(Beginning of Records to process)
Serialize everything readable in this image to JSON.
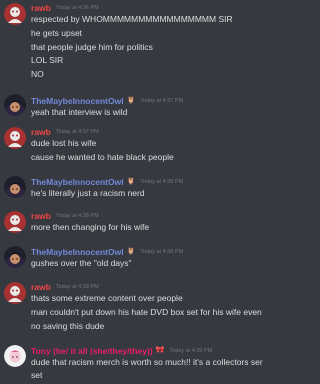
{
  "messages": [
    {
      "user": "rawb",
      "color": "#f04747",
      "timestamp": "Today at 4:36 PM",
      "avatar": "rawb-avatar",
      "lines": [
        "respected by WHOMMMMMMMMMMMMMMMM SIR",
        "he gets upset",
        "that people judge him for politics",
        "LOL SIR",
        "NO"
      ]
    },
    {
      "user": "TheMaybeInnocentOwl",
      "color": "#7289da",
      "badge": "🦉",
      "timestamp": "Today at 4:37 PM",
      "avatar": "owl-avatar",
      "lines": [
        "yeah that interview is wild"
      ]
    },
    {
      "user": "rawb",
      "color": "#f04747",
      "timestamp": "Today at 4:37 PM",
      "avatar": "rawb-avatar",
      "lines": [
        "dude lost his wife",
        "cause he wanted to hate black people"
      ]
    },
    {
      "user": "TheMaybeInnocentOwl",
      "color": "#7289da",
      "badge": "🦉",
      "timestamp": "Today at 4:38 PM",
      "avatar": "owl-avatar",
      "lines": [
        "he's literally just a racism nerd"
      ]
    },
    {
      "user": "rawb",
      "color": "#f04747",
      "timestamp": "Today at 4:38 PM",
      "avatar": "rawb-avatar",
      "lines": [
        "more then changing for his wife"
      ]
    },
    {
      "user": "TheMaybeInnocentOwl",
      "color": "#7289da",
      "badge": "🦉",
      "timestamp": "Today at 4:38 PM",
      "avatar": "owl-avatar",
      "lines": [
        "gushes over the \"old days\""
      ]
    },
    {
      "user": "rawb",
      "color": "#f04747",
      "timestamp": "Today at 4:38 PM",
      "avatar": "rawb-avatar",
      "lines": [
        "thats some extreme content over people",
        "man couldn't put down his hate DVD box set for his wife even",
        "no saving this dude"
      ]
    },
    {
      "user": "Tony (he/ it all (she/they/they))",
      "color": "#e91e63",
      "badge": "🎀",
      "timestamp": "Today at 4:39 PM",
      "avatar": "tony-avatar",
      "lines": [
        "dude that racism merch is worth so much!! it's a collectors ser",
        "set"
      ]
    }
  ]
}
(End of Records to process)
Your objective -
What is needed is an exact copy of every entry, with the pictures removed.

Answer below -
Serialize everything readable in this image to JSON.
{
  "messages": [
    {
      "user": "rawb",
      "color": "#f04747",
      "timestamp": "Today at 4:36 PM",
      "avatar": "rawb-avatar",
      "lines": [
        "respected by WHOMMMMMMMMMMMMMMMM SIR",
        "he gets upset",
        "that people judge him for politics",
        "LOL SIR",
        "NO"
      ]
    },
    {
      "user": "TheMaybeInnocentOwl",
      "color": "#7289da",
      "badge": "🦉",
      "timestamp": "Today at 4:37 PM",
      "avatar": "owl-avatar",
      "lines": [
        "yeah that interview is wild"
      ]
    },
    {
      "user": "rawb",
      "color": "#f04747",
      "timestamp": "Today at 4:37 PM",
      "avatar": "rawb-avatar",
      "lines": [
        "dude lost his wife",
        "cause he wanted to hate black people"
      ]
    },
    {
      "user": "TheMaybeInnocentOwl",
      "color": "#7289da",
      "badge": "🦉",
      "timestamp": "Today at 4:38 PM",
      "avatar": "owl-avatar",
      "lines": [
        "he's literally just a racism nerd"
      ]
    },
    {
      "user": "rawb",
      "color": "#f04747",
      "timestamp": "Today at 4:38 PM",
      "avatar": "rawb-avatar",
      "lines": [
        "more then changing for his wife"
      ]
    },
    {
      "user": "TheMaybeInnocentOwl",
      "color": "#7289da",
      "badge": "🦉",
      "timestamp": "Today at 4:38 PM",
      "avatar": "owl-avatar",
      "lines": [
        "gushes over the \"old days\""
      ]
    },
    {
      "user": "rawb",
      "color": "#f04747",
      "timestamp": "Today at 4:38 PM",
      "avatar": "rawb-avatar",
      "lines": [
        "thats some extreme content over people",
        "man couldn't put down his hate DVD box set for his wife even",
        "no saving this dude"
      ]
    },
    {
      "user": "Tony (he/ it all (she/they/they))",
      "color": "#e91e63",
      "badge": "🎀",
      "timestamp": "Today at 4:39 PM",
      "avatar": "tony-avatar",
      "lines": [
        "dude that racism merch is worth so much!! it's a collectors ser",
        "set"
      ]
    }
  ]
}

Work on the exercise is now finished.